Federal Chase Student Loans: Like many lenders who service federal loans, Chase was a major player in the student loan business. Students were able to choose Chase Bank as their lender of origin for any of the following federal loans that they borrowed: Federal PLUS Loan (for parents), Federal Direct Loan Consolidation, Perkins Loan, and the Stafford Loan.

Students who borrowed federal loans through Chase received a number of benefits. First, given the large size of the company, it was easy to obtain customer service, loan support, and loan advice before deciding which loan to apply for and which loan to borrow. In addition, students had access to competitive low interest rates, which were fixed for the life of the loan. Even though the lender was Chase, students benefited from the guarantees of having a federal loan, such as the ability to have deferment or forbearance protection.

It is currently unclear when and if Chase will ever resume serving as a primary lender for federal student loans. Students who currently have loans with Chase can find contact information at this website. This website also includes a list of frequently asked questions and indicates that current student loans are being serviced through AES.

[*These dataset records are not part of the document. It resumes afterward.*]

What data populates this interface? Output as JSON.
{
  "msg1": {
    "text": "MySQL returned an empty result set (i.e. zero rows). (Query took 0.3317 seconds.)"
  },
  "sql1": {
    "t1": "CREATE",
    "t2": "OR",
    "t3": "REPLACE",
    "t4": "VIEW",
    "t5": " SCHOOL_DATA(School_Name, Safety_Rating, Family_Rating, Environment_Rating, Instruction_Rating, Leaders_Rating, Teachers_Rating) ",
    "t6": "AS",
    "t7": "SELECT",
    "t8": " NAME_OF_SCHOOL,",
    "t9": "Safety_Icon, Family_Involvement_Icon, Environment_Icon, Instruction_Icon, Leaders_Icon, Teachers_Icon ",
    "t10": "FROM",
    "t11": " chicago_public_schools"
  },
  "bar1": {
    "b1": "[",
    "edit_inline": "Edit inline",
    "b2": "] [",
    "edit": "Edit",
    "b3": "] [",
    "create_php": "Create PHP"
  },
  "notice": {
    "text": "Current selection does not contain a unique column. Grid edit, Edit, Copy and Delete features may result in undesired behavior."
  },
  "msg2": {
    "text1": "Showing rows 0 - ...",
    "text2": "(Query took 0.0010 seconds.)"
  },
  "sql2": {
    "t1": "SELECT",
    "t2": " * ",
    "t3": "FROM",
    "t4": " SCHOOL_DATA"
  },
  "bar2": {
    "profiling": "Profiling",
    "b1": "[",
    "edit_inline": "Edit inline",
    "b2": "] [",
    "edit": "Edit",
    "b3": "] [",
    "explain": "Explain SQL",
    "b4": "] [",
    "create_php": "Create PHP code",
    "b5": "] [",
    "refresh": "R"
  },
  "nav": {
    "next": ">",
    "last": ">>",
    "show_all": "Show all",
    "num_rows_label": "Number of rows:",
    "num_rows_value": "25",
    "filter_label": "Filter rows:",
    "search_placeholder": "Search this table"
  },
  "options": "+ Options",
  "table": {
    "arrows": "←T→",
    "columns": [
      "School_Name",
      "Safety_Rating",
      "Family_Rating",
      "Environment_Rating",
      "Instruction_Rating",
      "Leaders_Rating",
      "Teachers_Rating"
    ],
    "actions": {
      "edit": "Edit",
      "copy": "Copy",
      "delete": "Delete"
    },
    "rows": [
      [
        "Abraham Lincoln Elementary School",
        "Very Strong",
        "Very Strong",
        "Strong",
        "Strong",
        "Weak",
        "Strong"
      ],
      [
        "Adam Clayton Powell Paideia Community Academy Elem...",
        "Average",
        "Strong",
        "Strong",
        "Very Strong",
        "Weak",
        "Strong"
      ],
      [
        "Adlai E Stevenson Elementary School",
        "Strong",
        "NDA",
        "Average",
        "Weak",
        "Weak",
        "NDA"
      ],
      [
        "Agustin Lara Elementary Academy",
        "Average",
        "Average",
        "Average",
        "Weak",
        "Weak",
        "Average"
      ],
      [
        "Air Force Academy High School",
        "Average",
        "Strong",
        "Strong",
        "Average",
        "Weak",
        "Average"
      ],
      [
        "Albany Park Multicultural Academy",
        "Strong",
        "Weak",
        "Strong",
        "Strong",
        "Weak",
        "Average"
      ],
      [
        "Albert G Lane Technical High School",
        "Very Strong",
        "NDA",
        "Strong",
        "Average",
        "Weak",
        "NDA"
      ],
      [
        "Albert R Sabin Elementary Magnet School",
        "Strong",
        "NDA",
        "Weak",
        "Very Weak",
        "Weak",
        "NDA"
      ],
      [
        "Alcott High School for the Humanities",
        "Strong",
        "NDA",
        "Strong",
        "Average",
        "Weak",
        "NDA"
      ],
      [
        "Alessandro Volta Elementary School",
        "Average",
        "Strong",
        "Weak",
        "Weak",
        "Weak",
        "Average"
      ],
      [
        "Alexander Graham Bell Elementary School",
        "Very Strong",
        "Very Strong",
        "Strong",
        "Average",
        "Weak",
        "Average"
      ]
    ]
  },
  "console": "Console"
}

Where Can I Find a Good Student Loan?

Since Chase is not currently offering either private or federal student loans, students who wish to borrow a new loan to fund their studies will need to find a different credit union or bank. As you compare your options, make sure that you read all the fine print. In some cases, certain large banks are able to offer a number of perks. However, going with a smaller company as a lender sometimes has the advantage of being able to provide better customer support. In addition to comparing the benefits, you will certainly want to compare the different interest rates you qualify for while considering which loan to borrow.

Image Copyright Mike Mozart.